Photoelectron Spectrometer, manufactured by Riken Keiki

AC-2 Product Datasheet

Photoelectron Spectrometer AC-2

The Model AC-2 is an instrument for Photoelectron Spectroscopy at atmospheric pressure that is an open counter equipped with an UV source.

The open counter is a unique electron detector, which can be operated in open air, and has been used for photoelectron spectroscopy in the air (PESA). By combining the open counter with an UV source, the AC-2 PESA instrument opens the way to a new dimension in surface analysis.

The model AC-2 has been developed from proven technology and incorporates the latest in digital control electronics producing an easy to use, flexible system suitable for all levels of expertise.

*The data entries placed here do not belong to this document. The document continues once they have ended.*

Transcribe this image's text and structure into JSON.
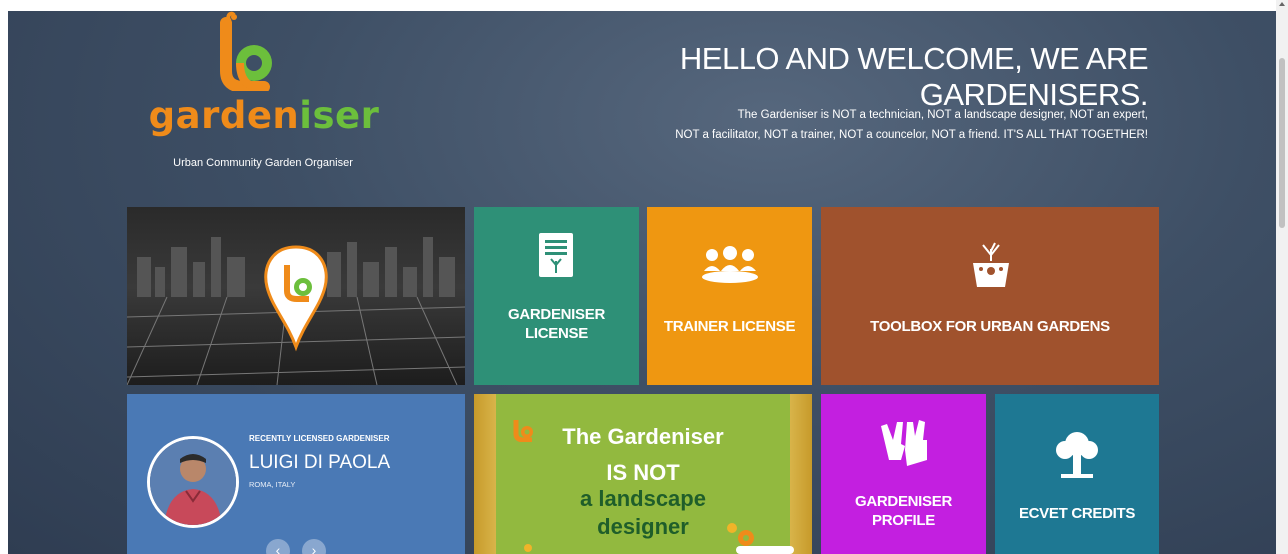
{
  "header": {
    "logo_text_a": "garden",
    "logo_text_b": "iser",
    "tagline": "Urban Community Garden Organiser",
    "title": "HELLO AND WELCOME, WE ARE GARDENISERS.",
    "intro_line1": "The Gardeniser is NOT a technician, NOT a landscape designer, NOT an expert,",
    "intro_line2": "NOT a facilitator, NOT a trainer, NOT a councelor, NOT a friend. IT'S ALL THAT TOGETHER!"
  },
  "tiles": {
    "gardeniser_license": "GARDENISER LICENSE",
    "trainer_license": "TRAINER LICENSE",
    "toolbox": "TOOLBOX FOR URBAN GARDENS",
    "gardeniser_profile": "GARDENISER PROFILE",
    "ecvet_credits": "ECVET CREDITS"
  },
  "recent": {
    "heading": "RECENTLY LICENSED GARDENISER",
    "name": "LUIGI DI PAOLA",
    "place": "ROMA, ITALY",
    "prev": "‹",
    "next": "›"
  },
  "poster": {
    "line1": "The Gardeniser",
    "line2": "IS NOT",
    "line3": "a landscape",
    "line4": "designer"
  },
  "colors": {
    "brand_orange": "#ef8b1a",
    "brand_green": "#6cbf3c",
    "license_teal": "#2e9077",
    "trainer_orange": "#ef9711",
    "toolbox_brown": "#a0522d",
    "profile_purple": "#c31fe0",
    "ecvet_blue": "#1e7893",
    "recent_blue": "#4a79b5"
  }
}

Open counter and waveforms AC-2
The schematic diagram of the Open counter and waveforms at quenching grid, suppresser grid and the preamplifier output.


  • Atmospheric pressure operation (unique in the world)
  • Estimate work function, ionization potential, density of states (DOS)
  • Measure thickness of thin films on the material surface (less than 20 nano-meters)
  • Energy selectable UV source
  • Low photo - excitation energy (3.40 - 6.20eV)
  • Compact desktop type
  • Easy sample introduction and removal
  • Full computer control



Please contact Bob Pellissier at
RKI Instruments Headquarters
Toll Free: 800-754-5165 ext. 121

Typical Photoelectron Spectrum

AC-2 Photoelectron SpectrumIf the test sample is a metal, the relationship between the photon energy and the square root of yield is a linear line. But if the test sample is a semiconductor, the cube root of yield gives a linear line. The crossing point of the back ground and the yield line is a photoemission threshold energy, also called the work function or the ionization potential.

Work functions of several metals

“In Air” means the work functions estimated from the photoelectron spectrum by using the AC-2 to test the surface in the air. “In UHV” means the work functions of the surfaces tested in the ultra high vacuum. Some of them have big differences, because the surfaces of metals in the air are covered with oxide films.

In Air* UHV**
4.35 [eV] 4.50 [eV]
Ni 4.25 [eV] 5.15 [eV]
Cu 4.45 [eV] 4.65 [eV]
Al 3.60 [eV] 4.20 [eV]
Zn 3.80 [eV] -
Au 4.78 [eV] 5.10 [eV]

* M. Uda ; Jpn. J.Appl.Phys. 24,284 (1985)
** D.E. Eastman ; Phys.Rev. B2, 1 (1970)
Manufactured by Riken Keiki Co. Ltd.